[Dataset rows for apps and sites]
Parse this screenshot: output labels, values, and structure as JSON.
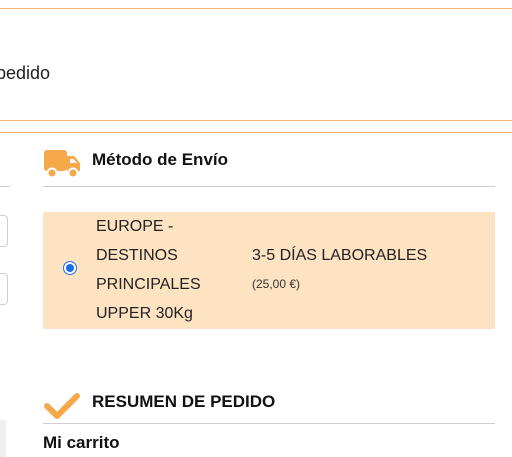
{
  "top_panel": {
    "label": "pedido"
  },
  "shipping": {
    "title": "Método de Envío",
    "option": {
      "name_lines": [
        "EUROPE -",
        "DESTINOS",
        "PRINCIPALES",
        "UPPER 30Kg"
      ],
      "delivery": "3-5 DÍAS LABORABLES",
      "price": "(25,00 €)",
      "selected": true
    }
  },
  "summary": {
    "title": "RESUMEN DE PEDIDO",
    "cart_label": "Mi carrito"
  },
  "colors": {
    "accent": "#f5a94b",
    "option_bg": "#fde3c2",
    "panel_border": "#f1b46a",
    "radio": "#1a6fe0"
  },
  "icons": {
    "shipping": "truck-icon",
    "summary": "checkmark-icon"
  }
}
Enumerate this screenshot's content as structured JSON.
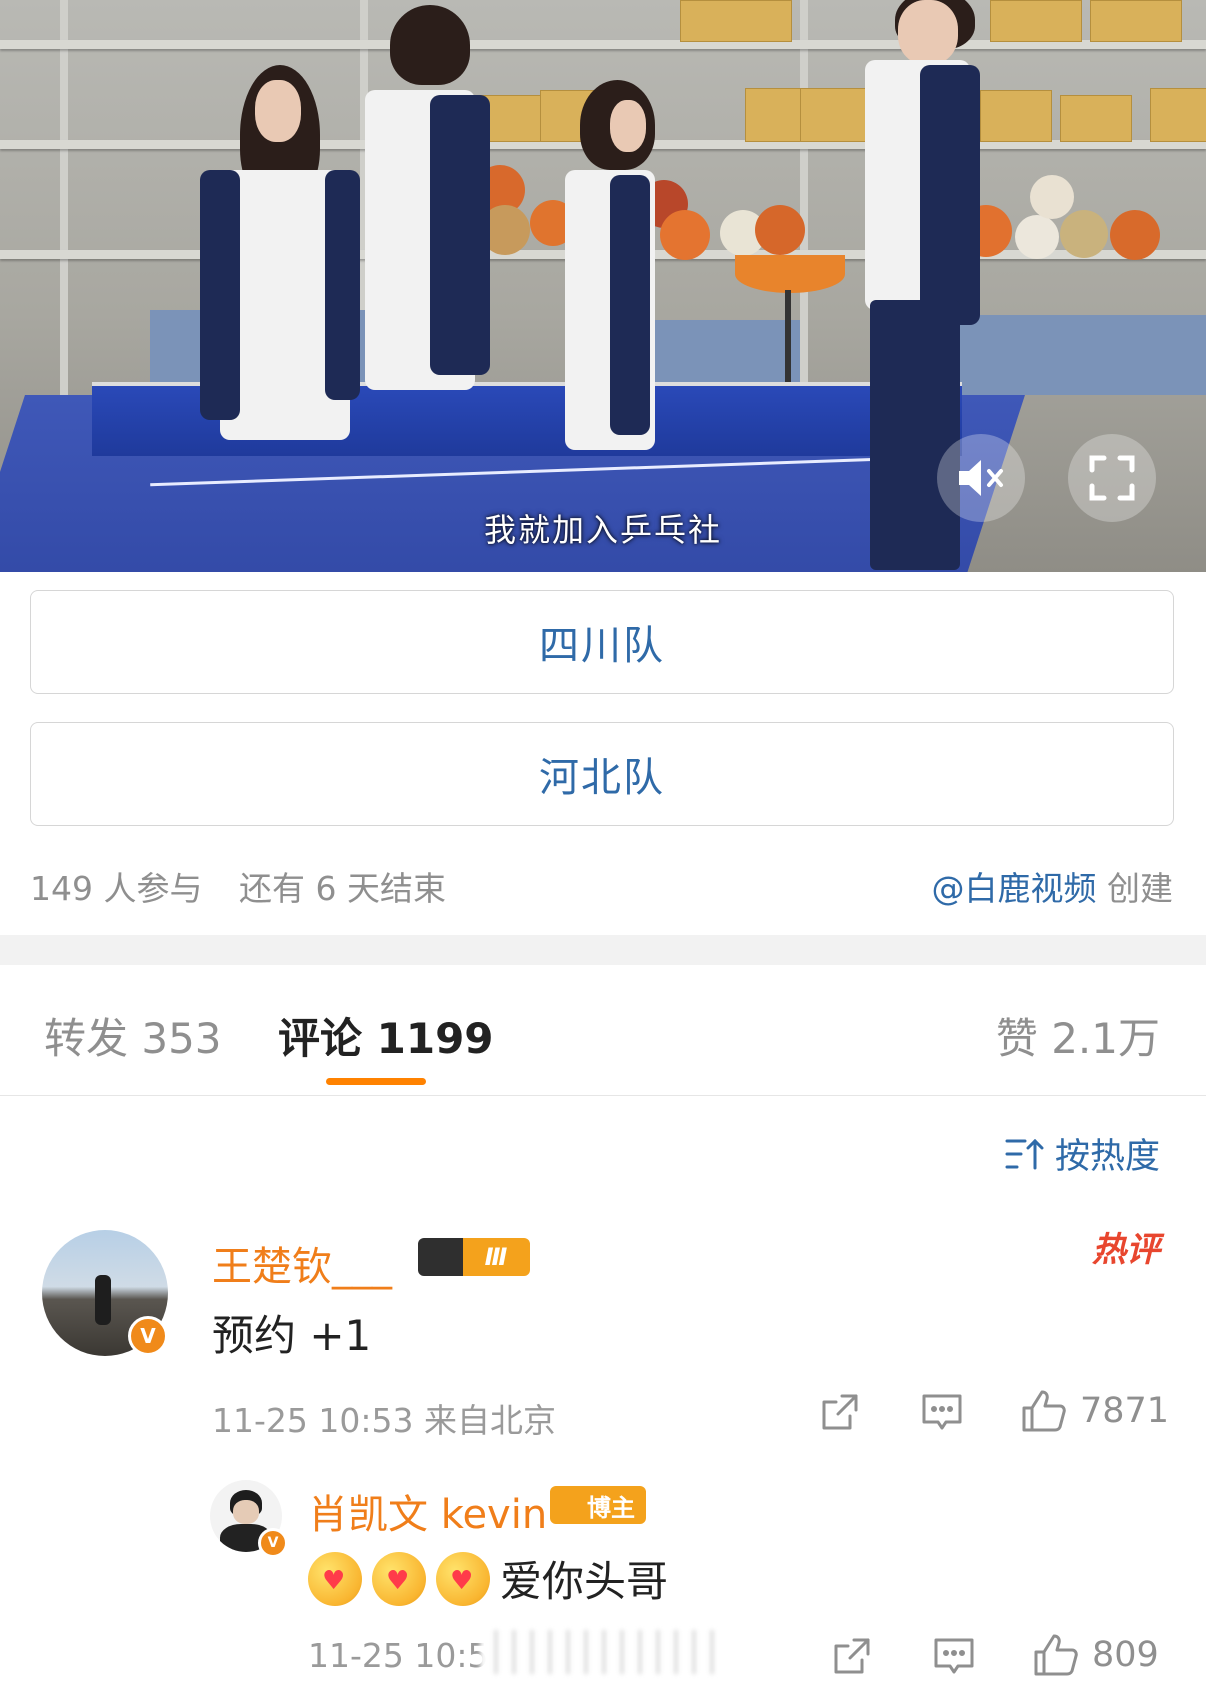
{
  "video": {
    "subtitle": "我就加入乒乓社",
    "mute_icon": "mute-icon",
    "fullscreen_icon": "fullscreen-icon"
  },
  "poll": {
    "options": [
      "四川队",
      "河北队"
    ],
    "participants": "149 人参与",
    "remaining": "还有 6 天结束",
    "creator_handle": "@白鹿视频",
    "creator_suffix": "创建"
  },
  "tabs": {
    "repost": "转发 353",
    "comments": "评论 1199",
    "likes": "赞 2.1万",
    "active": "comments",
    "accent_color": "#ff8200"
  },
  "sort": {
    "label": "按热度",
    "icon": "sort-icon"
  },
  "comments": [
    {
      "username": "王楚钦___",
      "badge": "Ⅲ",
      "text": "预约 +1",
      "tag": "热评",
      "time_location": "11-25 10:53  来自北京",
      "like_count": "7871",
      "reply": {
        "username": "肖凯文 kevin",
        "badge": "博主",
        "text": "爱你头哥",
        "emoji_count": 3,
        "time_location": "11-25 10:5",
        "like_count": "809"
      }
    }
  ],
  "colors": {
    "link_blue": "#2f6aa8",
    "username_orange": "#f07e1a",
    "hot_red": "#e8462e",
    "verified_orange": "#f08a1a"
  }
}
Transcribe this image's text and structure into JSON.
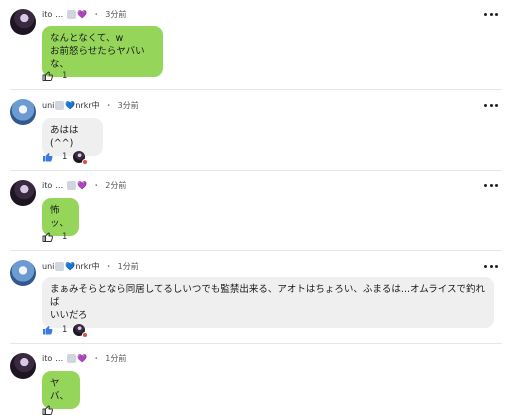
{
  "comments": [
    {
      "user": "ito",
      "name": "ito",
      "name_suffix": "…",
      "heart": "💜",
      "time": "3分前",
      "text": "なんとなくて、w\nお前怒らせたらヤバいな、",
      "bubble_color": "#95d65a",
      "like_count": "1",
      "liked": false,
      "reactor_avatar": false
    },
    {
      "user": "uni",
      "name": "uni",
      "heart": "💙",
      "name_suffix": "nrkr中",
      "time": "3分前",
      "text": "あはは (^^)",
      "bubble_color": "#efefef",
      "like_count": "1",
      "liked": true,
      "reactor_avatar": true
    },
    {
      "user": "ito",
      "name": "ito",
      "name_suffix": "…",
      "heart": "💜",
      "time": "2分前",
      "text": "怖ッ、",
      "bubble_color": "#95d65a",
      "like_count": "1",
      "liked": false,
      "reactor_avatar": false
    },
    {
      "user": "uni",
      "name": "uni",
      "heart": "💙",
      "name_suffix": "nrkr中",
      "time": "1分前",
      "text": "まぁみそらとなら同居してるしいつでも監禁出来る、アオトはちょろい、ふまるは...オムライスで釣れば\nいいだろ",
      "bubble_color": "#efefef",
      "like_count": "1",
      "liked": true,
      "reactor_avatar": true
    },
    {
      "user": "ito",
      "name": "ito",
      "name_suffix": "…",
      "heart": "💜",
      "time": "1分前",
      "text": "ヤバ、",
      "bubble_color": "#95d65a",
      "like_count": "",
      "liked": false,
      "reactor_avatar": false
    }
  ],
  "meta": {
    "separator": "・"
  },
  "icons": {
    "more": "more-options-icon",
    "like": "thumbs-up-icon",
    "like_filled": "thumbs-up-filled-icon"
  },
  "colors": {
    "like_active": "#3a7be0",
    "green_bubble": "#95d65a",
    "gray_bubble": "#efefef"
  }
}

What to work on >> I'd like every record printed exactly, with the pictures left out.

Result for this exercise >>
Parse this screenshot: output labels, values, and structure as JSON.
{
  "top_panel": {
    "label": "pedido"
  },
  "shipping": {
    "title": "Método de Envío",
    "option": {
      "name_lines": [
        "EUROPE -",
        "DESTINOS",
        "PRINCIPALES",
        "UPPER 30Kg"
      ],
      "delivery": "3-5 DÍAS LABORABLES",
      "price": "(25,00 €)",
      "selected": true
    }
  },
  "summary": {
    "title": "RESUMEN DE PEDIDO",
    "cart_label": "Mi carrito"
  },
  "colors": {
    "accent": "#f5a94b",
    "option_bg": "#fde3c2",
    "panel_border": "#f1b46a",
    "radio": "#1a6fe0"
  },
  "icons": {
    "shipping": "truck-icon",
    "summary": "checkmark-icon"
  }
}
Enumerate this screenshot's content as structured JSON.
{
  "video": {
    "subtitle": "我就加入乒乓社",
    "mute_icon": "mute-icon",
    "fullscreen_icon": "fullscreen-icon"
  },
  "poll": {
    "options": [
      "四川队",
      "河北队"
    ],
    "participants": "149 人参与",
    "remaining": "还有 6 天结束",
    "creator_handle": "@白鹿视频",
    "creator_suffix": "创建"
  },
  "tabs": {
    "repost": "转发 353",
    "comments": "评论 1199",
    "likes": "赞 2.1万",
    "active": "comments",
    "accent_color": "#ff8200"
  },
  "sort": {
    "label": "按热度",
    "icon": "sort-icon"
  },
  "comments": [
    {
      "username": "王楚钦___",
      "badge": "Ⅲ",
      "text": "预约 +1",
      "tag": "热评",
      "time_location": "11-25 10:53  来自北京",
      "like_count": "7871",
      "reply": {
        "username": "肖凯文 kevin",
        "badge": "博主",
        "text": "爱你头哥",
        "emoji_count": 3,
        "time_location": "11-25 10:5",
        "like_count": "809"
      }
    }
  ],
  "colors": {
    "link_blue": "#2f6aa8",
    "username_orange": "#f07e1a",
    "hot_red": "#e8462e",
    "verified_orange": "#f08a1a"
  }
}
Transcribe this image's text and structure into JSON.
{
  "comments": [
    {
      "user": "ito",
      "name": "ito",
      "name_suffix": "…",
      "heart": "💜",
      "time": "3分前",
      "text": "なんとなくて、w\nお前怒らせたらヤバいな、",
      "bubble_color": "#95d65a",
      "like_count": "1",
      "liked": false,
      "reactor_avatar": false
    },
    {
      "user": "uni",
      "name": "uni",
      "heart": "💙",
      "name_suffix": "nrkr中",
      "time": "3分前",
      "text": "あはは (^^)",
      "bubble_color": "#efefef",
      "like_count": "1",
      "liked": true,
      "reactor_avatar": true
    },
    {
      "user": "ito",
      "name": "ito",
      "name_suffix": "…",
      "heart": "💜",
      "time": "2分前",
      "text": "怖ッ、",
      "bubble_color": "#95d65a",
      "like_count": "1",
      "liked": false,
      "reactor_avatar": false
    },
    {
      "user": "uni",
      "name": "uni",
      "heart": "💙",
      "name_suffix": "nrkr中",
      "time": "1分前",
      "text": "まぁみそらとなら同居してるしいつでも監禁出来る、アオトはちょろい、ふまるは...オムライスで釣れば\nいいだろ",
      "bubble_color": "#efefef",
      "like_count": "1",
      "liked": true,
      "reactor_avatar": true
    },
    {
      "user": "ito",
      "name": "ito",
      "name_suffix": "…",
      "heart": "💜",
      "time": "1分前",
      "text": "ヤバ、",
      "bubble_color": "#95d65a",
      "like_count": "",
      "liked": false,
      "reactor_avatar": false
    }
  ],
  "meta": {
    "separator": "・"
  },
  "icons": {
    "more": "more-options-icon",
    "like": "thumbs-up-icon",
    "like_filled": "thumbs-up-filled-icon"
  },
  "colors": {
    "like_active": "#3a7be0",
    "green_bubble": "#95d65a",
    "gray_bubble": "#efefef"
  }
}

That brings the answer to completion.